[Work instructions] Reproduce the data below word for word, setting aside any picture it holds.

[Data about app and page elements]
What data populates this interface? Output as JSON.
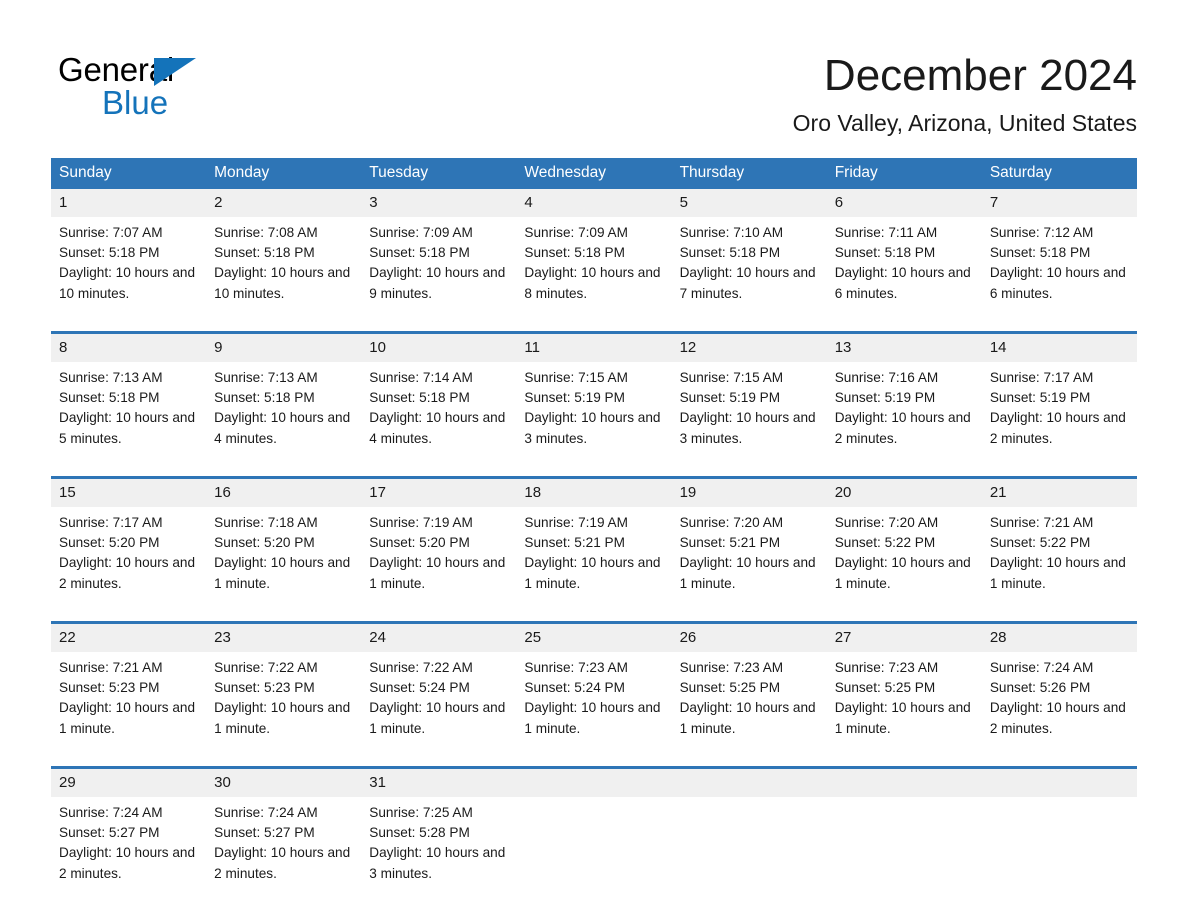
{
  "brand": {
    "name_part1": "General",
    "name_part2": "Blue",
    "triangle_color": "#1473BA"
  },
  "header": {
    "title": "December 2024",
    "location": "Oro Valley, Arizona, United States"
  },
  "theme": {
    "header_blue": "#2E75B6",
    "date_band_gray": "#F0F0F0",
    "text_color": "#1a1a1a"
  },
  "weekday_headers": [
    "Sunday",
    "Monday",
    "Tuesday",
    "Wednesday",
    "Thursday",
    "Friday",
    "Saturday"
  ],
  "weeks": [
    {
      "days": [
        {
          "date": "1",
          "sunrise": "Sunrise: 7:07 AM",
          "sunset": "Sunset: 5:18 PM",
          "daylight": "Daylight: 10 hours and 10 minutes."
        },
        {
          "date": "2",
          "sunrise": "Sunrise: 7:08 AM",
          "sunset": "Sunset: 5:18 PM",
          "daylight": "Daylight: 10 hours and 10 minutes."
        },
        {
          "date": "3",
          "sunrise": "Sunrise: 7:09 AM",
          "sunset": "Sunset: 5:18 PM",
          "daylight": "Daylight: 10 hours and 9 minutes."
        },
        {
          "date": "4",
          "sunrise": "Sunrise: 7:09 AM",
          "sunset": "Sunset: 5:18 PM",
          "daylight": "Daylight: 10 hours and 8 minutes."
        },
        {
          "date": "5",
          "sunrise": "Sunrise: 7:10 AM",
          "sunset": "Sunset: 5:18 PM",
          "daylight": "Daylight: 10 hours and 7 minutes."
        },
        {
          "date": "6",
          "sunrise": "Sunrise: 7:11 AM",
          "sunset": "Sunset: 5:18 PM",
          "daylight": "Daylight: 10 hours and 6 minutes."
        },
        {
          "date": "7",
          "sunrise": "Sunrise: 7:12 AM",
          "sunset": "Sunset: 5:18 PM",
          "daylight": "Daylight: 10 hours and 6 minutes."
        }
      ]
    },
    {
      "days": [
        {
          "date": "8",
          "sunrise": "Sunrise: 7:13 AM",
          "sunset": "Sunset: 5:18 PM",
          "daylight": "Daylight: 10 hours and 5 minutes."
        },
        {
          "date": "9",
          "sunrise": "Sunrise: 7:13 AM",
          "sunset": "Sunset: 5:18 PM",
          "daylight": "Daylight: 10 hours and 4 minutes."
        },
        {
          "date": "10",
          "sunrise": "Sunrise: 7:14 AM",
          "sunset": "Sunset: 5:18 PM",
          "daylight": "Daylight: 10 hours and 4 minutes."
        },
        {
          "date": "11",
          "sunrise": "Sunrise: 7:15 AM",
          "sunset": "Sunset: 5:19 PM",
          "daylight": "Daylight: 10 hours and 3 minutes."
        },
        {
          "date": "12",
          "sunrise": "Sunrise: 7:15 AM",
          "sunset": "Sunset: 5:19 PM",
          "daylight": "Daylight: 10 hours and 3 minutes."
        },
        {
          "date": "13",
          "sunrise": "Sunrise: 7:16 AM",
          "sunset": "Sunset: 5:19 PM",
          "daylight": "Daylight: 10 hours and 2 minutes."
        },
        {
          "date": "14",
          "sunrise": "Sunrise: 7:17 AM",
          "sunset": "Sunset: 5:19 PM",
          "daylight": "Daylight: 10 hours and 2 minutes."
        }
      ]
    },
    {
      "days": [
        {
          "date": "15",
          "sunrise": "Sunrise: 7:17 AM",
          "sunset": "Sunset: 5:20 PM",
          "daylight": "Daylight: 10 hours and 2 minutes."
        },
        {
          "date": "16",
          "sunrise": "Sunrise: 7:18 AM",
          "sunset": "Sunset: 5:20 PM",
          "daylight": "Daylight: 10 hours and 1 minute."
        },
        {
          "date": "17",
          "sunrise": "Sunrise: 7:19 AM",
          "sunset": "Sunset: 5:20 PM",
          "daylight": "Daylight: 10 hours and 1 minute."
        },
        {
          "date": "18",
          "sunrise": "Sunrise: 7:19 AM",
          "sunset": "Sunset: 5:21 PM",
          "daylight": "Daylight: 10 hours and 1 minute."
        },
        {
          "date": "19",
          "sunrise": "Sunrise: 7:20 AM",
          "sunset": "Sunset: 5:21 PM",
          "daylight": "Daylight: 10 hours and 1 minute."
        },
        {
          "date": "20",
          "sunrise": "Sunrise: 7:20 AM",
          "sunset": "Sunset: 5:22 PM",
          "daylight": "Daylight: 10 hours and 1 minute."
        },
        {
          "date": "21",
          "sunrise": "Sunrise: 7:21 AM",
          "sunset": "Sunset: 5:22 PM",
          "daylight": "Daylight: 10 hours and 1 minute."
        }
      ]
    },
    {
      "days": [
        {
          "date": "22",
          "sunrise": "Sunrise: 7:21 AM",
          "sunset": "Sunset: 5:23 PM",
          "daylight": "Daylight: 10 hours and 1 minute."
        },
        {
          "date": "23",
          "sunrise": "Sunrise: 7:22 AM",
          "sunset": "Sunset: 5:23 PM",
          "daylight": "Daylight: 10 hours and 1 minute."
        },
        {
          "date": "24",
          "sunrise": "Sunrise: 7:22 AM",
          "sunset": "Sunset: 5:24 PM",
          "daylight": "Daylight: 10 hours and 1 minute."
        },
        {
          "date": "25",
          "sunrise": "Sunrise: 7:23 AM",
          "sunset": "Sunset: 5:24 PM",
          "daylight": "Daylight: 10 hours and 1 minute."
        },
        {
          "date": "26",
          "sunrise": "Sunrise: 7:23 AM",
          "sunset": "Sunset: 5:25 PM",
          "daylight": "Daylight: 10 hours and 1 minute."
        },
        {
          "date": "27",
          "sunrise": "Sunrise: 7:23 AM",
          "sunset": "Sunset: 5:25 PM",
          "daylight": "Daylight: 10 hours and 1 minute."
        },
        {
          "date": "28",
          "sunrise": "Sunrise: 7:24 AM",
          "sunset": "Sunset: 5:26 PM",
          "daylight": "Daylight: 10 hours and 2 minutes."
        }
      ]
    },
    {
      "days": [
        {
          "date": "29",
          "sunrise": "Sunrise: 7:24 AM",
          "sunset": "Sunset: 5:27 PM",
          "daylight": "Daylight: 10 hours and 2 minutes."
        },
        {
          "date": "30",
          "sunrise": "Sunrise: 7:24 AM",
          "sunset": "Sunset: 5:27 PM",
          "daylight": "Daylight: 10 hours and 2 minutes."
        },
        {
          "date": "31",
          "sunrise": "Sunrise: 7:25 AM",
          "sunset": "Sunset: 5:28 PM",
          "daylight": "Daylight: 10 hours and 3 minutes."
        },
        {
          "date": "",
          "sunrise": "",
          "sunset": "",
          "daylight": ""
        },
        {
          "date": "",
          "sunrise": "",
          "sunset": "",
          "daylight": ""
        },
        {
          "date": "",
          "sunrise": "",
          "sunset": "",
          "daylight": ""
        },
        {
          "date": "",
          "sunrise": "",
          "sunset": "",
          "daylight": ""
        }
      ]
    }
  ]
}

[Answer section]
What data populates this interface? Output as JSON.
{
  "brand": {
    "name_part1": "General",
    "name_part2": "Blue",
    "triangle_color": "#1473BA"
  },
  "header": {
    "title": "December 2024",
    "location": "Oro Valley, Arizona, United States"
  },
  "theme": {
    "header_blue": "#2E75B6",
    "date_band_gray": "#F0F0F0",
    "text_color": "#1a1a1a"
  },
  "weekday_headers": [
    "Sunday",
    "Monday",
    "Tuesday",
    "Wednesday",
    "Thursday",
    "Friday",
    "Saturday"
  ],
  "weeks": [
    {
      "days": [
        {
          "date": "1",
          "sunrise": "Sunrise: 7:07 AM",
          "sunset": "Sunset: 5:18 PM",
          "daylight": "Daylight: 10 hours and 10 minutes."
        },
        {
          "date": "2",
          "sunrise": "Sunrise: 7:08 AM",
          "sunset": "Sunset: 5:18 PM",
          "daylight": "Daylight: 10 hours and 10 minutes."
        },
        {
          "date": "3",
          "sunrise": "Sunrise: 7:09 AM",
          "sunset": "Sunset: 5:18 PM",
          "daylight": "Daylight: 10 hours and 9 minutes."
        },
        {
          "date": "4",
          "sunrise": "Sunrise: 7:09 AM",
          "sunset": "Sunset: 5:18 PM",
          "daylight": "Daylight: 10 hours and 8 minutes."
        },
        {
          "date": "5",
          "sunrise": "Sunrise: 7:10 AM",
          "sunset": "Sunset: 5:18 PM",
          "daylight": "Daylight: 10 hours and 7 minutes."
        },
        {
          "date": "6",
          "sunrise": "Sunrise: 7:11 AM",
          "sunset": "Sunset: 5:18 PM",
          "daylight": "Daylight: 10 hours and 6 minutes."
        },
        {
          "date": "7",
          "sunrise": "Sunrise: 7:12 AM",
          "sunset": "Sunset: 5:18 PM",
          "daylight": "Daylight: 10 hours and 6 minutes."
        }
      ]
    },
    {
      "days": [
        {
          "date": "8",
          "sunrise": "Sunrise: 7:13 AM",
          "sunset": "Sunset: 5:18 PM",
          "daylight": "Daylight: 10 hours and 5 minutes."
        },
        {
          "date": "9",
          "sunrise": "Sunrise: 7:13 AM",
          "sunset": "Sunset: 5:18 PM",
          "daylight": "Daylight: 10 hours and 4 minutes."
        },
        {
          "date": "10",
          "sunrise": "Sunrise: 7:14 AM",
          "sunset": "Sunset: 5:18 PM",
          "daylight": "Daylight: 10 hours and 4 minutes."
        },
        {
          "date": "11",
          "sunrise": "Sunrise: 7:15 AM",
          "sunset": "Sunset: 5:19 PM",
          "daylight": "Daylight: 10 hours and 3 minutes."
        },
        {
          "date": "12",
          "sunrise": "Sunrise: 7:15 AM",
          "sunset": "Sunset: 5:19 PM",
          "daylight": "Daylight: 10 hours and 3 minutes."
        },
        {
          "date": "13",
          "sunrise": "Sunrise: 7:16 AM",
          "sunset": "Sunset: 5:19 PM",
          "daylight": "Daylight: 10 hours and 2 minutes."
        },
        {
          "date": "14",
          "sunrise": "Sunrise: 7:17 AM",
          "sunset": "Sunset: 5:19 PM",
          "daylight": "Daylight: 10 hours and 2 minutes."
        }
      ]
    },
    {
      "days": [
        {
          "date": "15",
          "sunrise": "Sunrise: 7:17 AM",
          "sunset": "Sunset: 5:20 PM",
          "daylight": "Daylight: 10 hours and 2 minutes."
        },
        {
          "date": "16",
          "sunrise": "Sunrise: 7:18 AM",
          "sunset": "Sunset: 5:20 PM",
          "daylight": "Daylight: 10 hours and 1 minute."
        },
        {
          "date": "17",
          "sunrise": "Sunrise: 7:19 AM",
          "sunset": "Sunset: 5:20 PM",
          "daylight": "Daylight: 10 hours and 1 minute."
        },
        {
          "date": "18",
          "sunrise": "Sunrise: 7:19 AM",
          "sunset": "Sunset: 5:21 PM",
          "daylight": "Daylight: 10 hours and 1 minute."
        },
        {
          "date": "19",
          "sunrise": "Sunrise: 7:20 AM",
          "sunset": "Sunset: 5:21 PM",
          "daylight": "Daylight: 10 hours and 1 minute."
        },
        {
          "date": "20",
          "sunrise": "Sunrise: 7:20 AM",
          "sunset": "Sunset: 5:22 PM",
          "daylight": "Daylight: 10 hours and 1 minute."
        },
        {
          "date": "21",
          "sunrise": "Sunrise: 7:21 AM",
          "sunset": "Sunset: 5:22 PM",
          "daylight": "Daylight: 10 hours and 1 minute."
        }
      ]
    },
    {
      "days": [
        {
          "date": "22",
          "sunrise": "Sunrise: 7:21 AM",
          "sunset": "Sunset: 5:23 PM",
          "daylight": "Daylight: 10 hours and 1 minute."
        },
        {
          "date": "23",
          "sunrise": "Sunrise: 7:22 AM",
          "sunset": "Sunset: 5:23 PM",
          "daylight": "Daylight: 10 hours and 1 minute."
        },
        {
          "date": "24",
          "sunrise": "Sunrise: 7:22 AM",
          "sunset": "Sunset: 5:24 PM",
          "daylight": "Daylight: 10 hours and 1 minute."
        },
        {
          "date": "25",
          "sunrise": "Sunrise: 7:23 AM",
          "sunset": "Sunset: 5:24 PM",
          "daylight": "Daylight: 10 hours and 1 minute."
        },
        {
          "date": "26",
          "sunrise": "Sunrise: 7:23 AM",
          "sunset": "Sunset: 5:25 PM",
          "daylight": "Daylight: 10 hours and 1 minute."
        },
        {
          "date": "27",
          "sunrise": "Sunrise: 7:23 AM",
          "sunset": "Sunset: 5:25 PM",
          "daylight": "Daylight: 10 hours and 1 minute."
        },
        {
          "date": "28",
          "sunrise": "Sunrise: 7:24 AM",
          "sunset": "Sunset: 5:26 PM",
          "daylight": "Daylight: 10 hours and 2 minutes."
        }
      ]
    },
    {
      "days": [
        {
          "date": "29",
          "sunrise": "Sunrise: 7:24 AM",
          "sunset": "Sunset: 5:27 PM",
          "daylight": "Daylight: 10 hours and 2 minutes."
        },
        {
          "date": "30",
          "sunrise": "Sunrise: 7:24 AM",
          "sunset": "Sunset: 5:27 PM",
          "daylight": "Daylight: 10 hours and 2 minutes."
        },
        {
          "date": "31",
          "sunrise": "Sunrise: 7:25 AM",
          "sunset": "Sunset: 5:28 PM",
          "daylight": "Daylight: 10 hours and 3 minutes."
        },
        {
          "date": "",
          "sunrise": "",
          "sunset": "",
          "daylight": ""
        },
        {
          "date": "",
          "sunrise": "",
          "sunset": "",
          "daylight": ""
        },
        {
          "date": "",
          "sunrise": "",
          "sunset": "",
          "daylight": ""
        },
        {
          "date": "",
          "sunrise": "",
          "sunset": "",
          "daylight": ""
        }
      ]
    }
  ]
}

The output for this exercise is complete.